I realised my depression and anxiety in full last week.
I saw my friend walking her dog. She’d just got it, she was walking it. Easy as you like, no worries just la di da round the park. She’d stop and talk to everyone that spoke to the dog, that had a dog, that looked at them. She had a big smile on her face and she was happy as anything – her son was in the park too, playing with the dog, off with his mates, all sorts.
That’s the difference between us. I envy people that can just get up and take the dog for a walk. I want to walk the dog, so here I go. Dog walked. La di da.

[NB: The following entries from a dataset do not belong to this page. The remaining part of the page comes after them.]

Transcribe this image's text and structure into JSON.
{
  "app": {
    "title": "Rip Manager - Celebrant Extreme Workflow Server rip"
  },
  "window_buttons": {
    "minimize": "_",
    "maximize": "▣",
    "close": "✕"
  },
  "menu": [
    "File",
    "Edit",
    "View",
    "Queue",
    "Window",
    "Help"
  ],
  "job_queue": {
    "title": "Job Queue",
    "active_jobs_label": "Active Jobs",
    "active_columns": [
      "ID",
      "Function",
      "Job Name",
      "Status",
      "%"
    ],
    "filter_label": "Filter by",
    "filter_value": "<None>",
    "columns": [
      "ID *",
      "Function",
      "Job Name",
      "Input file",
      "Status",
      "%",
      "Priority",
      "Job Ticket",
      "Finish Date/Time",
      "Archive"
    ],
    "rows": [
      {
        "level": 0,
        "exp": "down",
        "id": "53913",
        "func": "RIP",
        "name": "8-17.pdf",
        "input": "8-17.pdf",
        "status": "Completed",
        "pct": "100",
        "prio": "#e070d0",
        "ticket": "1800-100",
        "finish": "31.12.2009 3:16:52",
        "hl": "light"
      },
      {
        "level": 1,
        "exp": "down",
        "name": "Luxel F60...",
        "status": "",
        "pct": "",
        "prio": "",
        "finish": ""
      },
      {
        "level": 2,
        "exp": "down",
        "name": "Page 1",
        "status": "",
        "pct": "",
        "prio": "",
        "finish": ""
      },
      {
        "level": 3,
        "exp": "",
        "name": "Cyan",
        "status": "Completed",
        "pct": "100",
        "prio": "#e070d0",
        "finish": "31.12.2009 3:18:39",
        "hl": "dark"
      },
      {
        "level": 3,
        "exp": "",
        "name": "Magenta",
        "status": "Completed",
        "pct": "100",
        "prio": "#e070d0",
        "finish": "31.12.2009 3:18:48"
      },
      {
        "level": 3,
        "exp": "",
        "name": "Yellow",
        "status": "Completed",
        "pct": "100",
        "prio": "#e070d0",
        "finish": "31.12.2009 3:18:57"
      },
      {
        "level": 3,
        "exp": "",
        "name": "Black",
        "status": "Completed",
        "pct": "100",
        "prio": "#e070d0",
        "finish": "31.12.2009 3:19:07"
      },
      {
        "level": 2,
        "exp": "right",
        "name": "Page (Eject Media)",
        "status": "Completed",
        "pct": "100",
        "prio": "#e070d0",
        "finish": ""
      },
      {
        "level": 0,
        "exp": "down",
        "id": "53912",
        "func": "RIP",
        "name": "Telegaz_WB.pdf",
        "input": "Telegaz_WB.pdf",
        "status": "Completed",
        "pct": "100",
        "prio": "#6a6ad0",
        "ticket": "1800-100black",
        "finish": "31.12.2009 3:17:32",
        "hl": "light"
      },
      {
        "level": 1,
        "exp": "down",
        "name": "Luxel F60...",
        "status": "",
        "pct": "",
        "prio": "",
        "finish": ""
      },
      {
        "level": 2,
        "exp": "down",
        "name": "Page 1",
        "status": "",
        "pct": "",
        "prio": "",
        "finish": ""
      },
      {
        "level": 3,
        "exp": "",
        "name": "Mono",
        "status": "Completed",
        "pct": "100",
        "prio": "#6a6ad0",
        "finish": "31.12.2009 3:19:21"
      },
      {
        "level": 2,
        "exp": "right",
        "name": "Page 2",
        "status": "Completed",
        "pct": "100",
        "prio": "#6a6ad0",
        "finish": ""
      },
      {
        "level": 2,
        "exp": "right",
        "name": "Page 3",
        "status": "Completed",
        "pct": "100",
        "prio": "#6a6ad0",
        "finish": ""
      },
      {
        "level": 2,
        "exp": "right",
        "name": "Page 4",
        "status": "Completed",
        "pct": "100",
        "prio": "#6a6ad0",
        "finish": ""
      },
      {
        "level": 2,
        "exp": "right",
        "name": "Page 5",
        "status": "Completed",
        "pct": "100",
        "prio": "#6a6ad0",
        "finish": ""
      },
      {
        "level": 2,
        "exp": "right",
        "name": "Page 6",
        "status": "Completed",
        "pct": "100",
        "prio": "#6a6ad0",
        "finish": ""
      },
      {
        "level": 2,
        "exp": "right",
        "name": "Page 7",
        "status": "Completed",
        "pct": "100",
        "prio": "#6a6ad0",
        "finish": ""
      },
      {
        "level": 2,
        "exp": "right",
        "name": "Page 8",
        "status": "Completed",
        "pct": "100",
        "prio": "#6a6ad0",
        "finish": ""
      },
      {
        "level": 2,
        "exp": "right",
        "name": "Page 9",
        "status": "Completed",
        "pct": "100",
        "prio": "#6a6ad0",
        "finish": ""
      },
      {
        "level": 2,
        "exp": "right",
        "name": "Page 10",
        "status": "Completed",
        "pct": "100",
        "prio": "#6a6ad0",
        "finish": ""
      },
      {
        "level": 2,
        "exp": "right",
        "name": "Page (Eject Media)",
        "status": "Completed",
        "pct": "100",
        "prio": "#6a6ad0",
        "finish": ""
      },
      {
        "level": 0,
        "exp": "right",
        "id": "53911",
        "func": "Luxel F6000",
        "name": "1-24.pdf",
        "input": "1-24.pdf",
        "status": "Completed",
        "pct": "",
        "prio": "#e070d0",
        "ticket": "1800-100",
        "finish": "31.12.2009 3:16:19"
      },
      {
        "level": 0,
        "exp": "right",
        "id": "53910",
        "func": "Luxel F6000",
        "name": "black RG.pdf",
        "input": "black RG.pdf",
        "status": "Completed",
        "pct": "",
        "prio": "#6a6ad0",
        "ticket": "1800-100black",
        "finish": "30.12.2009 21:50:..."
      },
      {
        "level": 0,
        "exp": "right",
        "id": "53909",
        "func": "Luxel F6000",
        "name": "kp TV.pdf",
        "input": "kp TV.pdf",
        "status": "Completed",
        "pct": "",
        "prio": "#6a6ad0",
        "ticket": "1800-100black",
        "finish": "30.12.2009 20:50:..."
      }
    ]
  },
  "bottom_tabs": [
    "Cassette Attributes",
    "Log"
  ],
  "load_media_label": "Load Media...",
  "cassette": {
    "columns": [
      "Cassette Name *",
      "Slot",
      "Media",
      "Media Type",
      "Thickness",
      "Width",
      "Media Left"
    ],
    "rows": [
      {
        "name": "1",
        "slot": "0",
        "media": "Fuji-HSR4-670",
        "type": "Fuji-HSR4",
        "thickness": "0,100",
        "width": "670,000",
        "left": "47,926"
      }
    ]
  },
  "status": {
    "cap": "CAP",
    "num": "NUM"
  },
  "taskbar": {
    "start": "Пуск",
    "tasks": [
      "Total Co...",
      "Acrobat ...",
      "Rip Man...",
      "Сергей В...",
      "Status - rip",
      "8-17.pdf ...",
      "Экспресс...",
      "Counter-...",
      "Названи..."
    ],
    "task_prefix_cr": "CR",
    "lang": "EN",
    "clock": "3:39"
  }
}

I can’t do this. Depression says no, don’t be so stupid, you will not walk the dog today. Here have a big black dog on your back to keep you down. Don’t be getting thoughts of normality. Anxiety says no, you can’t walk the dog, remember what happened last time? What about all the other dogs? What if the dog barks? What if he gets in a fight? What if he gets eaten? What if, what if, what if. Anxiety says Oh, you’re stupid. You don’t need to worry so much about the what ifs. They’re not as important as the haven’ts and the else’s. You know you haven’t written a list in your head of all the things you need to do before you even contemplate leaving the house. You haven’t tidied up, you haven’t located the dogs lead or collar or the actual dog, you haven’t sorted out the children. You’ll need to get the children into coats else they’ll catch cold. You’ll need to put the lead and collar on the dog else he’ll run away, but what if he catches cold too? Put that on the to do list. Doggy coat. Depression says oh no not more on the to-do list. Anxiety says Don’t even think about getting dressed and squeezing your fat ass into appropriate ‘outside’ clothes, making sure you don’t look like a hobo that’s stolen a dog, a ratty fat bag lady that looks like she only owns pyjamas and yes, that horde trawling along with her, yes they are hers, yes, she’s the proprietor, yes they do look great, so what happened to her? Anxiety says Oh wait they don’t match at all do they, their outfits are atrocious, those kids must have dressed themselves blindfolded in the dark. Oh look they’re arguing, that kid is so naughty look at him/her! Are they different or something, oh wait that ones off and going doolally, what’s bag lady doing? She’s just laughing, shouldn’t she be doing more to break it up/sort it out/remove the children from each other’s vicinity? Why’s the dog barking? Uh oh here comes another dog and whoopsie it’s all kicked off; the dogs run away, the children have scattered, everyone’s shouting and the bag lady is stood there crying. Depression says The bag lady is crying. In the park. In public.
That’s my epiphany. I realised this the other day. It struck me. It is why I don’t walk my dog. He’s only little, the garden is big. I can’t walk him some days. Most days if I’m honest. Depression and anxiety win that round more often than not.
But at the end of the day I’m still breathing. I might not sleep well, or sleep like the dead, or attack Pond, or I might have nightmares. But still I wake up every morning, and every morning I’m still alive. So they’re my wins. I win those rounds.
I might not walk the dog today but I’ll let him in the garden. And we’ll breathe.